So I have been back at logging video with renewed vigor and once again combing through the photos Eileen took. Have also hired a journalism student for help with logging some of the audio. Will probably focus on a story about malaria and another about nurses’ daily challenges and successes at just one of the several hospitals I visited in Malawi.
One thing is for sure, the pregnant woman's lament has got to find a home in there somewhere.
Friday, November 7, 2008
Twittering and micro-blogging for public health. (University of Michigan Libraries)
Soon all aspirin will be made in China. Acetaminophen, too. (NY Times)
High levels of toxic Teflon precursor found in Chinese workers at a factory that had been open only one year. (Charleston Gazette via the Pump Handle)

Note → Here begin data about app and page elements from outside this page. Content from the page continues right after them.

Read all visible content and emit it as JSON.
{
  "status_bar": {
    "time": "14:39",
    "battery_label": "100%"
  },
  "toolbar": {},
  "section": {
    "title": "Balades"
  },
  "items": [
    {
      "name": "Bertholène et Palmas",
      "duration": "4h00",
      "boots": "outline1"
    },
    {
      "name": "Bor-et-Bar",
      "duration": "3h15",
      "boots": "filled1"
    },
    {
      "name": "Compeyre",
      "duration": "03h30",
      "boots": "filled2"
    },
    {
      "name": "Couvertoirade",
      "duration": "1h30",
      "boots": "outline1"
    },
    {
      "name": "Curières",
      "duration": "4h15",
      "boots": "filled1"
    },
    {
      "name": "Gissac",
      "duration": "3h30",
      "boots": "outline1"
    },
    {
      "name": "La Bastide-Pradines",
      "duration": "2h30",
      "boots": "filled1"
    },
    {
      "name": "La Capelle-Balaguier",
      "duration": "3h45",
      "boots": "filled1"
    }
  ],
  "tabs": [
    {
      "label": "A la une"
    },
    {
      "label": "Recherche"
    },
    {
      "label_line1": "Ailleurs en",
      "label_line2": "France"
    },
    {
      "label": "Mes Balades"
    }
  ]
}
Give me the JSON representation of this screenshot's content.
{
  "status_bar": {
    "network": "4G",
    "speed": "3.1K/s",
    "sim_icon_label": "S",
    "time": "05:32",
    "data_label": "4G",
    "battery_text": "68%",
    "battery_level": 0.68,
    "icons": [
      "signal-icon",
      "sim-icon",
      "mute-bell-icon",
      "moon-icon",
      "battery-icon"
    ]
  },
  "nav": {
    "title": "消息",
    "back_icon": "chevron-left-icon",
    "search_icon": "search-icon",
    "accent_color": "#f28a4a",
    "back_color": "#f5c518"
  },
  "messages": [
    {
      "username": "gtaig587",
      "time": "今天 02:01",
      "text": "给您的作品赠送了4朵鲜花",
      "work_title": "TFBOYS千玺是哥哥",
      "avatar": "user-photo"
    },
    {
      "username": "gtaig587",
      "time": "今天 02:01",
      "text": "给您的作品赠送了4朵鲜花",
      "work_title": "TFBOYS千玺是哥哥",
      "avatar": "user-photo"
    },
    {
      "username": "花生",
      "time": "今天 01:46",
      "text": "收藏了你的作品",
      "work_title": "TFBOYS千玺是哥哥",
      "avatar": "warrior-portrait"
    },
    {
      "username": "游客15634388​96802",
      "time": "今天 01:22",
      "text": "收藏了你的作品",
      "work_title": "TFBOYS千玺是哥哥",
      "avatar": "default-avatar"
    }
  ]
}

Posted by Christine Gorman at 7:14 AM
Tuesday, November 4, 2008
Everything points to an historic voter turnout. Just over 60% of eligible voters went to the polls in 2004--the highest number since 1968. News reports show we're on track to beat that figure.
I showed up at my voting place in New York City this morning at 6:08 AM and didn't leave until 40 minutes later. That's me in the picture getting ready to step behind the curtain to vote.

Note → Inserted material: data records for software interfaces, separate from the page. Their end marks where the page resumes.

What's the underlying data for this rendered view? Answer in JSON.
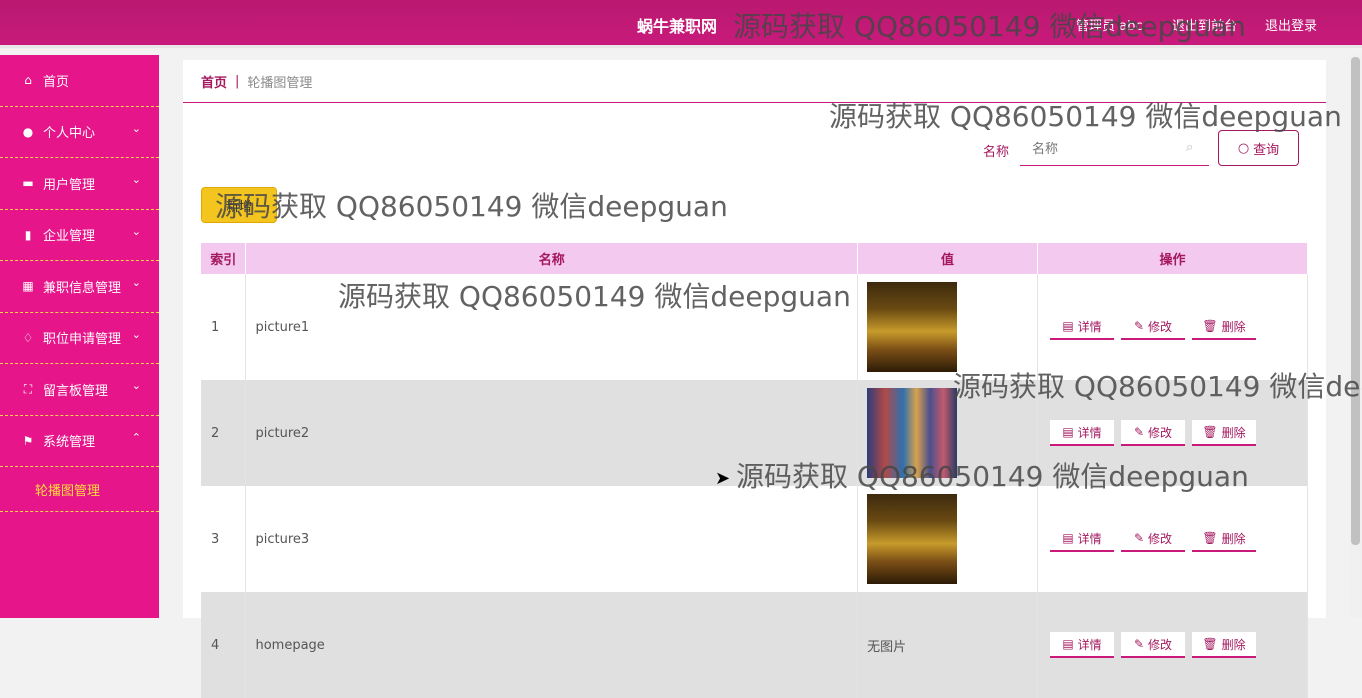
{
  "header": {
    "site_name": "蜗牛兼职网",
    "admin_label": "管理员 abc",
    "back_label": "退出到前台",
    "logout_label": "退出登录"
  },
  "sidebar": {
    "items": [
      {
        "label": "首页",
        "icon": "home-icon"
      },
      {
        "label": "个人中心",
        "icon": "user-icon"
      },
      {
        "label": "用户管理",
        "icon": "briefcase-icon"
      },
      {
        "label": "企业管理",
        "icon": "building-icon"
      },
      {
        "label": "兼职信息管理",
        "icon": "grid-icon"
      },
      {
        "label": "职位申请管理",
        "icon": "bell-icon"
      },
      {
        "label": "留言板管理",
        "icon": "frame-icon"
      },
      {
        "label": "系统管理",
        "icon": "flag-icon"
      }
    ],
    "active_sub": "轮播图管理"
  },
  "breadcrumb": {
    "home": "首页",
    "separator": "|",
    "current": "轮播图管理"
  },
  "search": {
    "label": "名称",
    "placeholder": "名称",
    "button_label": "查询"
  },
  "actions": {
    "add_label": "新增"
  },
  "table": {
    "headers": [
      "索引",
      "名称",
      "值",
      "操作"
    ],
    "rows": [
      {
        "index": "1",
        "name": "picture1",
        "value": "",
        "image": "dark"
      },
      {
        "index": "2",
        "name": "picture2",
        "value": "",
        "image": "color"
      },
      {
        "index": "3",
        "name": "picture3",
        "value": "",
        "image": "dark"
      },
      {
        "index": "4",
        "name": "homepage",
        "value": "无图片",
        "image": ""
      }
    ],
    "op_labels": {
      "detail": "详情",
      "edit": "修改",
      "delete": "删除"
    }
  },
  "watermark_text": "源码获取 QQ86050149 微信deepguan",
  "colors": {
    "primary": "#c91a7c",
    "sidebar": "#e6158a",
    "accent_yellow": "#f5c51f",
    "header_row": "#f3c9f0"
  }
}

Monday, November 3, 2008
High-tech approach to an age-old problem. New York City has just launched an interactive rat map online.
Update: A reader has pointed me to this book by Robert Sullivan, which has a cover of a map of Manhattan in the shape of a rat.
Further update: My story about GIS-mapping of NYC's rats and going on rat patrol in the Bronx is up on Time.com.
And now the rat map video is up as well. You can read some behind-the-scenes stuff here.
There has been a trio of aid scandals in the news the past few days:
The Global Fund to Fight AIDS, Tuberculosis and Malaria accuses Robert Mugabe's government of diverting $7.3 million in money meant to fight disease in Zimbabwe.
The W.K. Kellogg Foundation of Michigan says several hundred thousand dollars is missing from its programs in southern Africa and is now suspending operations there, pending an investigation and restructuring by former U.S. Ambassador to South Africa James A. Joseph.
The bribery trial of a former Costa Rican president begins today. Rafael Ángel Calderón Fournier (1990-1994) and eight others are accused of taking bribes as a part of a $39.5 million Finnish deal to sell medical equipment to the Costa Rican health services. For an English language summary of the Costa Rican scandal, click here.
I'm told the scandal first came to light after reporters from the Costa Rican daily newspaper La Nacion noticed one of the key players was living way above the modest means his government salary would normally afford.